Lyke testified that ACC presidents unanimously agreed that gambling on college athletics should be illegal: “We urge Congress to directly address gambling on intercollegiate athletics and prohibit it,” Lyke told the committee, as described by ESPN’s David Purdum. If you read the whole story, there are also quotes from Senator Graham as well as American Gaming Association President and CEO Bill Miller who said:
“We realize some stakeholders remain concerned about bets betting placed on collegiate events — based primarily on the presumption that unpaid, amateur athletes are more at risk of being corrupted by those seeking to influence the outcome of sporting competitions … While that may indeed be the case, it is also perhaps the most compelling reason to apply strict regulatory oversight, and that only comes from the legal market.”

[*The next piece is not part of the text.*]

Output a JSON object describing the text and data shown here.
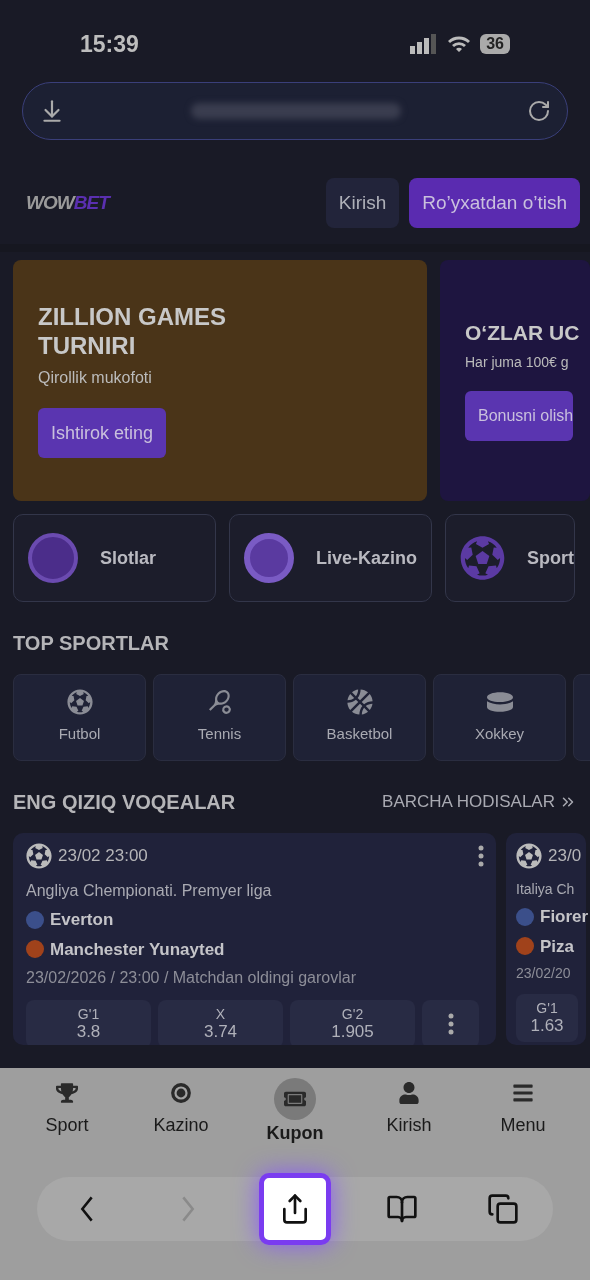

Miller, in my opinion, hits on the crux of it. You may never totally eliminate game fixing and point shaving from sports, but the best way to do it is through an above-ground regulated marketplace. Our casinos and sports gambling institutions are almost certainly better equipped to notice and subsequently shine a light on irregular gambling activity on college athletics than, say, the NCAA. But if they are out of the business and bets on college sports are placed through bookies or offshore, the opportunity is greater for game fixers to slide under the radar.